SNN (ScrollingNetworkNews) ✿ ✿ Our Mel and Sydney returned to their nesting box with plenty of bonding occurring..but after 2.5 months of Sydney in the box from Dec 2013 to mid Feb 2014, the lack of prey gifts from Mel ( perhaps due to the severe and historic drought underway in California)and they have forgone the nesting process this year as many other raptors ✿ Compared to other owls of similar size, the Barn Owl has a much higher metabolic rate, requiring relatively more food. Pound for pound, Barn Owls consume more rodents – often regarded as pests by humans – than possibly any other creature. ✿ We remind viewers that sometimes owlets may not survive - the parents will dispose of things in "The Owl Way" -viewer discretion is advised, this is nature and the "Owl way". ✿ ~ ✿ “Animals, like us, are living souls. They are not things. They are not objects. Neither are they human. Yet they mourn. They love. They dance. They suffer. They know the peaks and chasms of being.” ― Gary Kowalski, The Souls of Animals ✿ Each species is a masterpiece, a creation assembled with extreme care and genius." ~ E.O. Wilson
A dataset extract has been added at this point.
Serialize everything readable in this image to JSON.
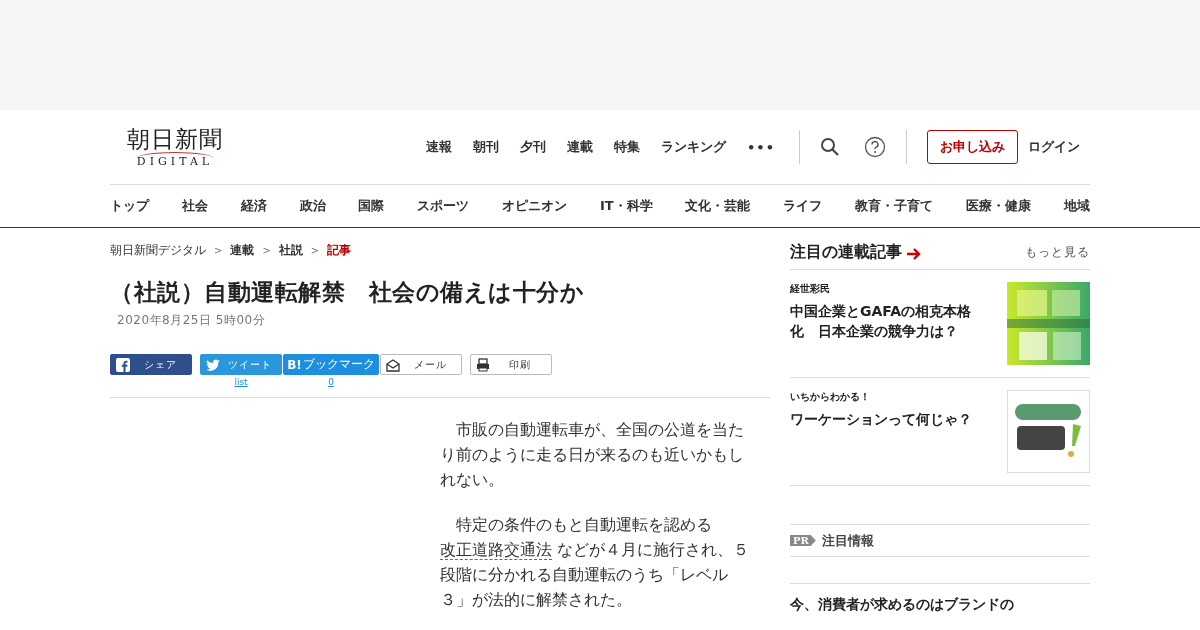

Owls on one leg

Q: Why does that Owl only have one leg?
Q: Is that owls leg hurt?

The truth is that it  is very common among Barn owls and most birds to stand on one leg.
Birds, like other animals, shift their weight occasionally in order to avoid muscle and tendon strain, especially when perching.

When they sleep or rest they often raise one foot, later the other, which is more or less the same as a human rolling over in bed.

In cold weather, they alternate raising their feet up into the insulation and warmth of their feathers in order to avoid frostbite.

When they need to take off, they use both feet to get a boost from their powerful thigh muscles.

Owls’ legs have an adaptation called “rete mirabile” that minimizes heat loss.

The arteries that transport warm blood into the legs lie in contact with the veins that return colder blood to the bird’s heart, arteries warm the veins.

In the winter by standing on one leg, an owl reduces half the amount of heat lost through unfeathered limbs.